◆ **DESCRIPTION OF THE TASK**: Copy out each line from the material where the word "Corinna" is found.
───── PROVIDED DATA ─────
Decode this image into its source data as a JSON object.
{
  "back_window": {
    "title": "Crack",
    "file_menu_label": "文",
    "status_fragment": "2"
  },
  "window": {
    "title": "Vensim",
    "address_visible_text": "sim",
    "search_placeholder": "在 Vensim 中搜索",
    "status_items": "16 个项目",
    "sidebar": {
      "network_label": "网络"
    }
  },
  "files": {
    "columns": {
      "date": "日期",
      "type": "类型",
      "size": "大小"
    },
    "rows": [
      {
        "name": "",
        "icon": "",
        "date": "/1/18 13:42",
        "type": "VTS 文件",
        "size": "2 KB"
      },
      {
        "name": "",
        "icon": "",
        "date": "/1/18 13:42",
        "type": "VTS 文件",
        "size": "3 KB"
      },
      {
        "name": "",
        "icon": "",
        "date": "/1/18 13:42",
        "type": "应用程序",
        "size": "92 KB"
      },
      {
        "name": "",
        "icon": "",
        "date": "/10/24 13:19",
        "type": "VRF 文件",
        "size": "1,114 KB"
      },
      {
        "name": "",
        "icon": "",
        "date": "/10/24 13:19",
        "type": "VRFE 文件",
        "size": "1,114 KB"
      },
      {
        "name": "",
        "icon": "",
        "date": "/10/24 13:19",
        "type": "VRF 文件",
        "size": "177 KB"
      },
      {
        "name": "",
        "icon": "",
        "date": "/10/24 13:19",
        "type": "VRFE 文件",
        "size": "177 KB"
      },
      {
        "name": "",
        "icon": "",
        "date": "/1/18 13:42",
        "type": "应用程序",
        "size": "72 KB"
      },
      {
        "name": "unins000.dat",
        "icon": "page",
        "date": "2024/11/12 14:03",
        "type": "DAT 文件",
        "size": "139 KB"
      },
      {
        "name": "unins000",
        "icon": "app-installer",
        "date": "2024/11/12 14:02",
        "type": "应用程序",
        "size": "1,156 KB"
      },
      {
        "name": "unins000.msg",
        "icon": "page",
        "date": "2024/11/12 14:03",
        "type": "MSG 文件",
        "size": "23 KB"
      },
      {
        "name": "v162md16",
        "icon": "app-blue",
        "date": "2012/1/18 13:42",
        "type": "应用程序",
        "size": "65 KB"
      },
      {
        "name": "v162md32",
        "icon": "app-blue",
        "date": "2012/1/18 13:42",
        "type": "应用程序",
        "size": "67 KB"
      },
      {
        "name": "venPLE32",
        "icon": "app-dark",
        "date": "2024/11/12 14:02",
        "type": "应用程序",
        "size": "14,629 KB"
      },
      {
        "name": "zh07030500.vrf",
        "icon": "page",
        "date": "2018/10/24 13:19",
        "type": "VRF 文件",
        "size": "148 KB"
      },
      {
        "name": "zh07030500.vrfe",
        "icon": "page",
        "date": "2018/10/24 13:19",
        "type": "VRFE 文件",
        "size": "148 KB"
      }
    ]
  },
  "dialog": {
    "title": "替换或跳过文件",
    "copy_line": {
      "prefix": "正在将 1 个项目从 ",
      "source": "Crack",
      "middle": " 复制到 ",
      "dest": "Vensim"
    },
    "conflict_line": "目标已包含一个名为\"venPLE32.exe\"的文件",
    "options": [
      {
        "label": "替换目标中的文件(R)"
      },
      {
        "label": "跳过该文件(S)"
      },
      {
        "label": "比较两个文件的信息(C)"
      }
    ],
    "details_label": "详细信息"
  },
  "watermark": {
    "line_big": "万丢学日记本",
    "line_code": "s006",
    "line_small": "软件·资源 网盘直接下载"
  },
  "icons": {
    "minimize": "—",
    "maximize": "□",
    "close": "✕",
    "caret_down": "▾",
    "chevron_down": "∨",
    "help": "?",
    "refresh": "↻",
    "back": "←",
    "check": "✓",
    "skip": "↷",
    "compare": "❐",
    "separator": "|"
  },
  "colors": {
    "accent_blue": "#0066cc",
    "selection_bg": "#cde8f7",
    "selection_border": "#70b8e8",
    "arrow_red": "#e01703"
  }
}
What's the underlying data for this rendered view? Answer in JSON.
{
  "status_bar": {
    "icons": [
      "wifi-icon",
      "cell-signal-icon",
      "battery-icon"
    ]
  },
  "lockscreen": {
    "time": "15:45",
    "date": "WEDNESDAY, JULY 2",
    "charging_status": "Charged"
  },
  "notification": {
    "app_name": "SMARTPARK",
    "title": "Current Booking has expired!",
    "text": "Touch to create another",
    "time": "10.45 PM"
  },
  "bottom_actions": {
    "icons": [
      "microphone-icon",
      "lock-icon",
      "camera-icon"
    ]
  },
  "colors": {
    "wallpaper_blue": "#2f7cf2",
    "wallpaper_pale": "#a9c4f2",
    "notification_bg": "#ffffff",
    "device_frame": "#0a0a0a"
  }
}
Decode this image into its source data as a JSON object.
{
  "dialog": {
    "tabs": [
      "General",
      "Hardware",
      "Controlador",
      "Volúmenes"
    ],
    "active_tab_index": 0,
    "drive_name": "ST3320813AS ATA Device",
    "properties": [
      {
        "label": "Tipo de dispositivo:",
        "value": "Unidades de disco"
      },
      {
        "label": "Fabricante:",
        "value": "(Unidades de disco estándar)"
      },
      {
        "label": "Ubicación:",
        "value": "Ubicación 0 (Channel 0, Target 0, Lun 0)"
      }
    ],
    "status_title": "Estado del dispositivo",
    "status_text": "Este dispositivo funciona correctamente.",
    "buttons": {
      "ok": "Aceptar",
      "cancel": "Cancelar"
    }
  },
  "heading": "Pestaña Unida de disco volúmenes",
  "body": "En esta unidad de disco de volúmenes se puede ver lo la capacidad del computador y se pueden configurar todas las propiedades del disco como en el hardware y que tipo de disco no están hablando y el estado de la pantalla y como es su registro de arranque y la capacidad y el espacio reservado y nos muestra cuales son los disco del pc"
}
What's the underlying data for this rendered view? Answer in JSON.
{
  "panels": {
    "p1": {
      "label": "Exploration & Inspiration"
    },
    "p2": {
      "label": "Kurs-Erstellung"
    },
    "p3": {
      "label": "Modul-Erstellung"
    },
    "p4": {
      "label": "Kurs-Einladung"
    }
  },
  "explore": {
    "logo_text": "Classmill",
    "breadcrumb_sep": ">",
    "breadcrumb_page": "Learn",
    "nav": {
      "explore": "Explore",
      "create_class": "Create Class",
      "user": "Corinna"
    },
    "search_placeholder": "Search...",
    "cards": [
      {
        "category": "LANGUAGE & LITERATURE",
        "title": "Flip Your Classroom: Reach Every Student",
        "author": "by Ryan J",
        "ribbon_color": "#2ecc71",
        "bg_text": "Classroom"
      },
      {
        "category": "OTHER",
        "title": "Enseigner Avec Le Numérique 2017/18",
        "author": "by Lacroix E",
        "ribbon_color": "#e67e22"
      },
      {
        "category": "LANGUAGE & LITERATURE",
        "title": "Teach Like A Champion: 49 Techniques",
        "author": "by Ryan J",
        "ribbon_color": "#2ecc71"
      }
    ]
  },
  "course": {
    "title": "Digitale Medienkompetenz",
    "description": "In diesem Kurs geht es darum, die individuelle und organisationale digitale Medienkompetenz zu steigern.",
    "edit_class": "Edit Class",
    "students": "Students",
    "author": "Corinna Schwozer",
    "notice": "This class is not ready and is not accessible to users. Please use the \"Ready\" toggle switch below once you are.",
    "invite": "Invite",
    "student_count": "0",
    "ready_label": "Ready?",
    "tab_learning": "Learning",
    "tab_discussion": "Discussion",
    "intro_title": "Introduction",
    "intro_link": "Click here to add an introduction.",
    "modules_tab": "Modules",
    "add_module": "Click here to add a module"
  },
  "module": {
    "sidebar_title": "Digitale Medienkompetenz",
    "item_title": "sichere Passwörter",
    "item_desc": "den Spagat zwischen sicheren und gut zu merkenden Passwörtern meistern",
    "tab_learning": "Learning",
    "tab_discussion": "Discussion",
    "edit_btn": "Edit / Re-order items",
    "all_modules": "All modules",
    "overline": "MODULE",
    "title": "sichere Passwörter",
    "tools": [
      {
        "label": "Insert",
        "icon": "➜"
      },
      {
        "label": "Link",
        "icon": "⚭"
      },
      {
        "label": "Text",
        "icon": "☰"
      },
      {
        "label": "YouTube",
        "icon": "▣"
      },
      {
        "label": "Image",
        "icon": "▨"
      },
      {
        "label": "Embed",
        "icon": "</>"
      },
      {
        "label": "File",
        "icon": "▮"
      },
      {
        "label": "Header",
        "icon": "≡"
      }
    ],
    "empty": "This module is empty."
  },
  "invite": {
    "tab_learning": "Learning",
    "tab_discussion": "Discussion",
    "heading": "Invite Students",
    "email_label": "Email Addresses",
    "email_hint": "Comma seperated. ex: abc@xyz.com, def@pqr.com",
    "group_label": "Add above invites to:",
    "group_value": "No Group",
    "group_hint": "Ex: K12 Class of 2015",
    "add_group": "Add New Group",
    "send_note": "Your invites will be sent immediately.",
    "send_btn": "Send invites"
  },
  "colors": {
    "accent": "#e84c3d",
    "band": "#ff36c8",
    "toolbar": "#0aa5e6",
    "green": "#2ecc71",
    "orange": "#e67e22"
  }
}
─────
◆ **ANSWER TO THE EXERCISE**:
      "user": "Corinna"
    "author": "Corinna Schwozer",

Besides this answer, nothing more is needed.